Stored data
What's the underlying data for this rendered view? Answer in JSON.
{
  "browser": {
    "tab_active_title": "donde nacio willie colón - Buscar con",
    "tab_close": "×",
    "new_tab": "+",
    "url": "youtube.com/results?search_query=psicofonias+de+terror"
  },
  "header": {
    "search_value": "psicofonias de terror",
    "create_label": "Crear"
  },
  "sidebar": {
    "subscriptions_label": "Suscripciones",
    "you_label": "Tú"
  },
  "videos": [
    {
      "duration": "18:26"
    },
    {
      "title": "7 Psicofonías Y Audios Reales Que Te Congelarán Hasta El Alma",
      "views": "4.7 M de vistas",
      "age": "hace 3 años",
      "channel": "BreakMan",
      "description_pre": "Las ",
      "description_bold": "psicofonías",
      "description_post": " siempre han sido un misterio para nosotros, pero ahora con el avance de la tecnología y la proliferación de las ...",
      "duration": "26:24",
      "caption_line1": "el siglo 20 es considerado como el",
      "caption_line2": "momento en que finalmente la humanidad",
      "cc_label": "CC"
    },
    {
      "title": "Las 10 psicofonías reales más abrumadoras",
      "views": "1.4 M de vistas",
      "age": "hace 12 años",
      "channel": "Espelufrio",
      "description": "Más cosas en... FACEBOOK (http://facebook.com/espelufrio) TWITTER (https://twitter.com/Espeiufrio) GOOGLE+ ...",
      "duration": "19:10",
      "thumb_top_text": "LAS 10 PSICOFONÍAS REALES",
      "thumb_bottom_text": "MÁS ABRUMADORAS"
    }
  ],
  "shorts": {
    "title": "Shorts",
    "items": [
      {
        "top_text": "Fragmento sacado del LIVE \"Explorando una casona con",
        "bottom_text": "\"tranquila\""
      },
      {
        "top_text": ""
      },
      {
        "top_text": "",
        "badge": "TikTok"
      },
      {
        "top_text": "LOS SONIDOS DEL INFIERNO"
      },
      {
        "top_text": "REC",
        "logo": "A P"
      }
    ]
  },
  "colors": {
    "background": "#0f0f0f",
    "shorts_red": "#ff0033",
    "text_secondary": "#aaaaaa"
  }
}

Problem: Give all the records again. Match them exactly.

Task solution:
What's the underlying data for this rendered view? Answer in JSON.
{
  "browser": {
    "tab_active_title": "donde nacio willie colón - Buscar con",
    "tab_close": "×",
    "new_tab": "+",
    "url": "youtube.com/results?search_query=psicofonias+de+terror"
  },
  "header": {
    "search_value": "psicofonias de terror",
    "create_label": "Crear"
  },
  "sidebar": {
    "subscriptions_label": "Suscripciones",
    "you_label": "Tú"
  },
  "videos": [
    {
      "duration": "18:26"
    },
    {
      "title": "7 Psicofonías Y Audios Reales Que Te Congelarán Hasta El Alma",
      "views": "4.7 M de vistas",
      "age": "hace 3 años",
      "channel": "BreakMan",
      "description_pre": "Las ",
      "description_bold": "psicofonías",
      "description_post": " siempre han sido un misterio para nosotros, pero ahora con el avance de la tecnología y la proliferación de las ...",
      "duration": "26:24",
      "caption_line1": "el siglo 20 es considerado como el",
      "caption_line2": "momento en que finalmente la humanidad",
      "cc_label": "CC"
    },
    {
      "title": "Las 10 psicofonías reales más abrumadoras",
      "views": "1.4 M de vistas",
      "age": "hace 12 años",
      "channel": "Espelufrio",
      "description": "Más cosas en... FACEBOOK (http://facebook.com/espelufrio) TWITTER (https://twitter.com/Espeiufrio) GOOGLE+ ...",
      "duration": "19:10",
      "thumb_top_text": "LAS 10 PSICOFONÍAS REALES",
      "thumb_bottom_text": "MÁS ABRUMADORAS"
    }
  ],
  "shorts": {
    "title": "Shorts",
    "items": [
      {
        "top_text": "Fragmento sacado del LIVE \"Explorando una casona con",
        "bottom_text": "\"tranquila\""
      },
      {
        "top_text": ""
      },
      {
        "top_text": "",
        "badge": "TikTok"
      },
      {
        "top_text": "LOS SONIDOS DEL INFIERNO"
      },
      {
        "top_text": "REC",
        "logo": "A P"
      }
    ]
  },
  "colors": {
    "background": "#0f0f0f",
    "shorts_red": "#ff0033",
    "text_secondary": "#aaaaaa"
  }
}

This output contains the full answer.